%%

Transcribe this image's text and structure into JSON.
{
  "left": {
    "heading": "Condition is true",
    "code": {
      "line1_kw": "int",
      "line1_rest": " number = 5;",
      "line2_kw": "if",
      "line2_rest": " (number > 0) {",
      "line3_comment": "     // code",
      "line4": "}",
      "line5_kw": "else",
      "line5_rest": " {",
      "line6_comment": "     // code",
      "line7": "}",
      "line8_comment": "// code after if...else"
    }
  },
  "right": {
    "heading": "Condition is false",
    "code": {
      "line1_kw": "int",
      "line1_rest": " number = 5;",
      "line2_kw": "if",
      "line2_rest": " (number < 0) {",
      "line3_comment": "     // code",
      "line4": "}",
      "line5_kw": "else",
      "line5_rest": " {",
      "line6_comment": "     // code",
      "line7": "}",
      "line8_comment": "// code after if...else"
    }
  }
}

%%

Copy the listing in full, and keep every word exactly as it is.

Transcribe this image's text and structure into JSON.
{
  "left": {
    "heading": "Condition is true",
    "code": {
      "line1_kw": "int",
      "line1_rest": " number = 5;",
      "line2_kw": "if",
      "line2_rest": " (number > 0) {",
      "line3_comment": "     // code",
      "line4": "}",
      "line5_kw": "else",
      "line5_rest": " {",
      "line6_comment": "     // code",
      "line7": "}",
      "line8_comment": "// code after if...else"
    }
  },
  "right": {
    "heading": "Condition is false",
    "code": {
      "line1_kw": "int",
      "line1_rest": " number = 5;",
      "line2_kw": "if",
      "line2_rest": " (number < 0) {",
      "line3_comment": "     // code",
      "line4": "}",
      "line5_kw": "else",
      "line5_rest": " {",
      "line6_comment": "     // code",
      "line7": "}",
      "line8_comment": "// code after if...else"
    }
  }
}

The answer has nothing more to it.